Your members are listening. And if you want to interest, engage and inspire them, then what they hear is crucial.
When planning a video, content creators frequently focus on the visual intrigue of a project – how will it be filmed, how will the message be conveyed on-screen, what branding and assets will be used. One frequently overlooked, but just as important, piece of the content puzzle is how it sounds.
Imagine watching an interview with your favorite actor and not being able to understand what they’re saying because the audio is distorted, quiet and inconsistent. Odds are, you won’t go back to that channel the next time you want to hear what your favorite actor is working on.
Your members will feel the same way about your content!
With great audio comes great value (to you and your members)
On the other hand, high-quality (sometimes referred to as high-fidelity) audio elevates the overall message of your video and, with the increasing popularity of other content formats like podcasting, provides you with a valuable asset to turn into multiple different pieces of content for the cost of one recording session.
The best part? All it takes to create your own high-quality audio is a few simple steps.
How to get great audio on every project
Find a quiet spot to film
It doesn’t have to be silent, but do your best to minimize background noise or opportunities for noise pollution. Turn off the HVAC system while you film to avoid having it kick on in the middle of your interview and set up away from heavily traveled areas like hallways, entrances and helicopter landing pads.
Use an external microphone
Most cameras (or phones if that’s what you’re using – we won’t judge!) have built-in microphones. But don’t rely on them!
Instead, use a lavalier microphone. It clips onto the interviewee’s shirt and will allow you to dial in the audio levels that you need to hear your subject clearly. Just make sure that it’s aimed toward the interviewee’s mouth, and the cable is hidden by their jacket or shirt.
Make sure your interviewee is comfortable
Let’s face it: some people are just uncomfortable in front of the camera. They might fidget or mumble, and that’s okay!
Treat the interview like a conversation and don’t be afraid to take a little extra time to make sure that the interviewee is speaking in their full voice.
I like to start interviews by asking about the interviewee’s day and dialing in audio levels as they get more comfortable. Once you’re sure that they’re speaking in their full voice and done fidgeting, you’re ready to dive into the interview questions.

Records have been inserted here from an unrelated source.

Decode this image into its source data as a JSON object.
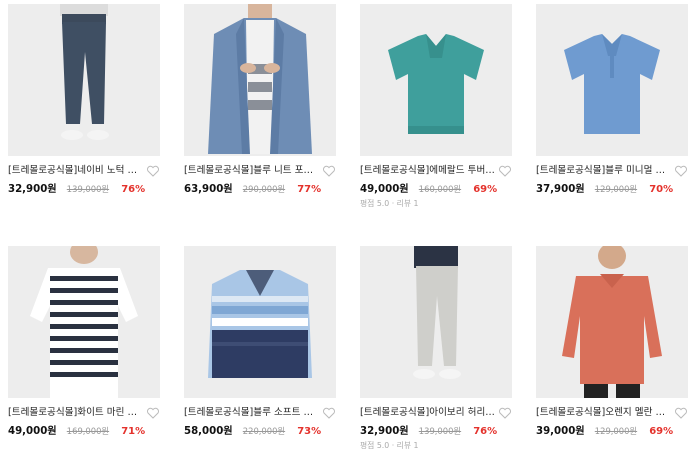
{
  "products": [
    {
      "title": "[트레몰로공식몰]네이비 노턱 허리밴딩 슬림 팬츠",
      "price": "32,900원",
      "original": "139,000원",
      "discount": "76%",
      "meta": ""
    },
    {
      "title": "[트레몰로공식몰]블루 니트 포인트 점퍼",
      "price": "63,900원",
      "original": "290,000원",
      "discount": "77%",
      "meta": ""
    },
    {
      "title": "[트레몰로공식몰]에메랄드 투버튼 반팔 티셔츠",
      "price": "49,000원",
      "original": "160,000원",
      "discount": "69%",
      "meta": "평점 5.0 · 리뷰 1"
    },
    {
      "title": "[트레몰로공식몰]블루 미니멀 기하학 반팔 티셔츠",
      "price": "37,900원",
      "original": "129,000원",
      "discount": "70%",
      "meta": ""
    },
    {
      "title": "[트레몰로공식몰]화이트 마린 스트라이프 티셔츠",
      "price": "49,000원",
      "original": "169,000원",
      "discount": "71%",
      "meta": ""
    },
    {
      "title": "[트레몰로공식몰]블루 소프트 레이어드 니트",
      "price": "58,000원",
      "original": "220,000원",
      "discount": "73%",
      "meta": ""
    },
    {
      "title": "[트레몰로공식몰]아이보리 허리밴딩 슬림 팬츠",
      "price": "32,900원",
      "original": "139,000원",
      "discount": "76%",
      "meta": "평점 5.0 · 리뷰 1"
    },
    {
      "title": "[트레몰로공식몰]오렌지 멜란 캐주얼 카라 티셔츠",
      "price": "39,000원",
      "original": "129,000원",
      "discount": "69%",
      "meta": ""
    }
  ],
  "colors": {
    "discount": "#e4322c",
    "thumb_bg": "#ededed"
  },
  "icons": {
    "wishlist": "heart-outline-icon"
  }
}
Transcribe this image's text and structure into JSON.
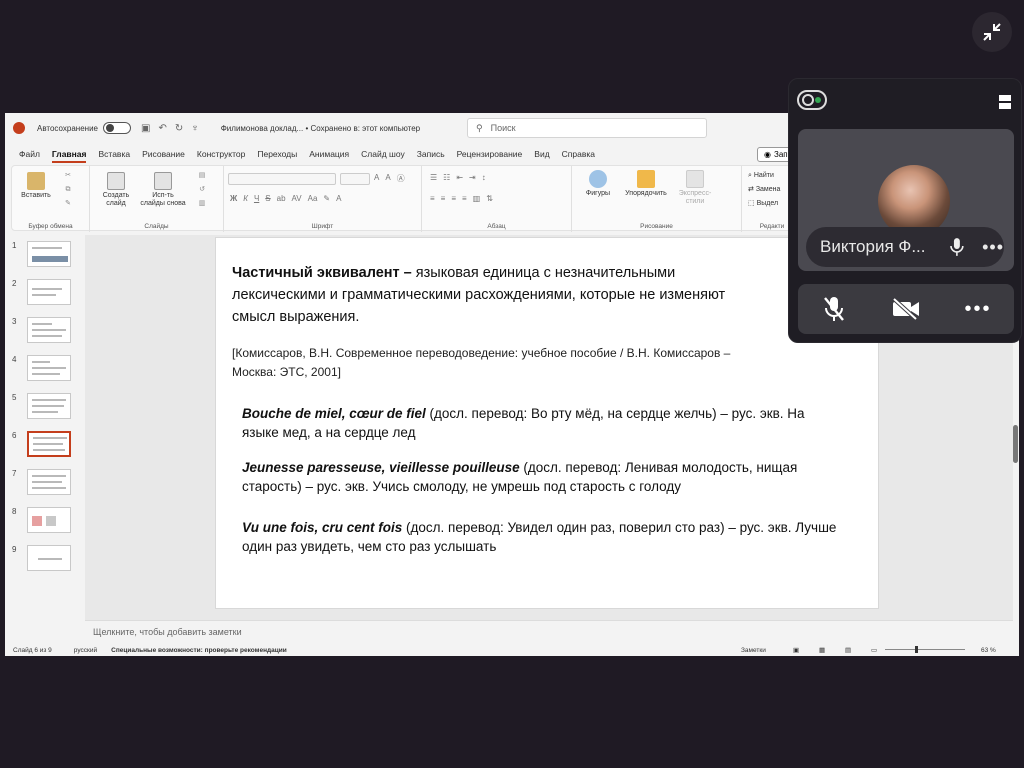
{
  "ppt": {
    "titlebar": {
      "autosave_label": "Автосохранение",
      "doc_title": "Филимонова доклад... • Сохранено в: этот компьютер",
      "search_placeholder": "Поиск"
    },
    "tabs": [
      "Файл",
      "Главная",
      "Вставка",
      "Рисование",
      "Конструктор",
      "Переходы",
      "Анимация",
      "Слайд шоу",
      "Запись",
      "Рецензирование",
      "Вид",
      "Справка"
    ],
    "active_tab": "Главная",
    "record_label": "Зап",
    "ribbon": {
      "paste": "Вставить",
      "new_slide": "Создать слайд",
      "reuse_slides": "Исп-ть слайды снова",
      "shapes": "Фигуры",
      "arrange": "Упорядочить",
      "express_styles": "Экспресс-стили",
      "find": "Найти",
      "replace": "Замена",
      "select": "Выдел",
      "groups": {
        "clipboard": "Буфер обмена",
        "slides": "Слайды",
        "font": "Шрифт",
        "paragraph": "Абзац",
        "drawing": "Рисование",
        "editing": "Редакти"
      }
    },
    "thumbnail_numbers": [
      "1",
      "2",
      "3",
      "4",
      "5",
      "6",
      "7",
      "8",
      "9"
    ],
    "selected_slide": 6,
    "slide": {
      "p1_bold": "Частичный эквивалент –",
      "p1_rest": " языковая единица с незначительными лексическими и грамматическими расхождениями, которые не изменяют смысл выражения.",
      "p2": "[Комиссаров, В.Н. Современное переводоведение: учебное пособие / В.Н. Комиссаров – Москва: ЭТС, 2001]",
      "examples": [
        {
          "phrase": "Bouche de miel, cœur de fiel",
          "rest": " (досл. перевод: Во рту мёд, на сердце желчь) – рус. экв. На языке мед, а на сердце лед"
        },
        {
          "phrase": "Jeunesse paresseuse, vieillesse pouilleuse",
          "rest": " (досл. перевод: Ленивая молодость, нищая старость) – рус. экв. Учись смолоду, не умрешь под старость с голоду"
        },
        {
          "phrase": "Vu une fois, cru cent fois",
          "rest": " (досл. перевод: Увидел один раз, поверил сто раз) – рус. экв. Лучше один раз увидеть, чем сто раз услышать"
        }
      ]
    },
    "notes_placeholder": "Щелкните, чтобы добавить заметки",
    "status": {
      "slide_count": "Слайд 6 из 9",
      "language": "русский",
      "accessibility": "Специальные возможности: проверьте рекомендации",
      "notes_btn": "Заметки",
      "zoom": "63 %"
    }
  },
  "call": {
    "participant_name": "Виктория Ф..."
  },
  "colors": {
    "accent": "#c43e1c",
    "call_bg": "#1f1d24"
  }
}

Even if they’re just earbuds, headphones give you better insight into your audio levels, and let you hear when they’re clipping (which is when the sound is too loud and pushes the threshold where the sound distorts).

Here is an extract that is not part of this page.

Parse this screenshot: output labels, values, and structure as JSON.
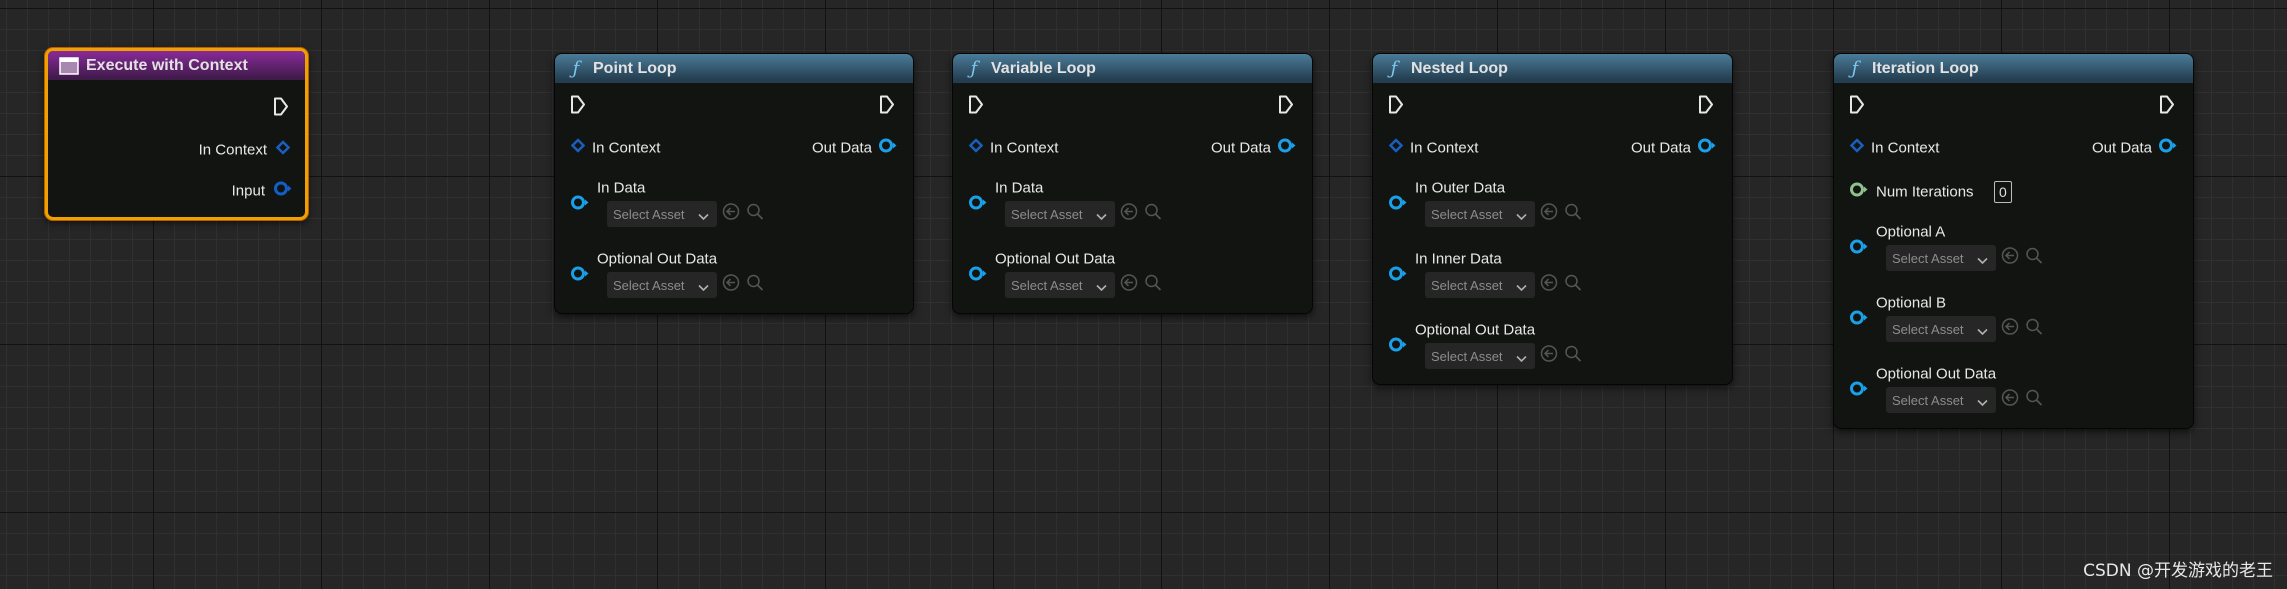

At first it can be awkward to hold a conversation while you’re wearing headphones, but you’ll get used to it. Plus, it beats having unusable, distorted audio.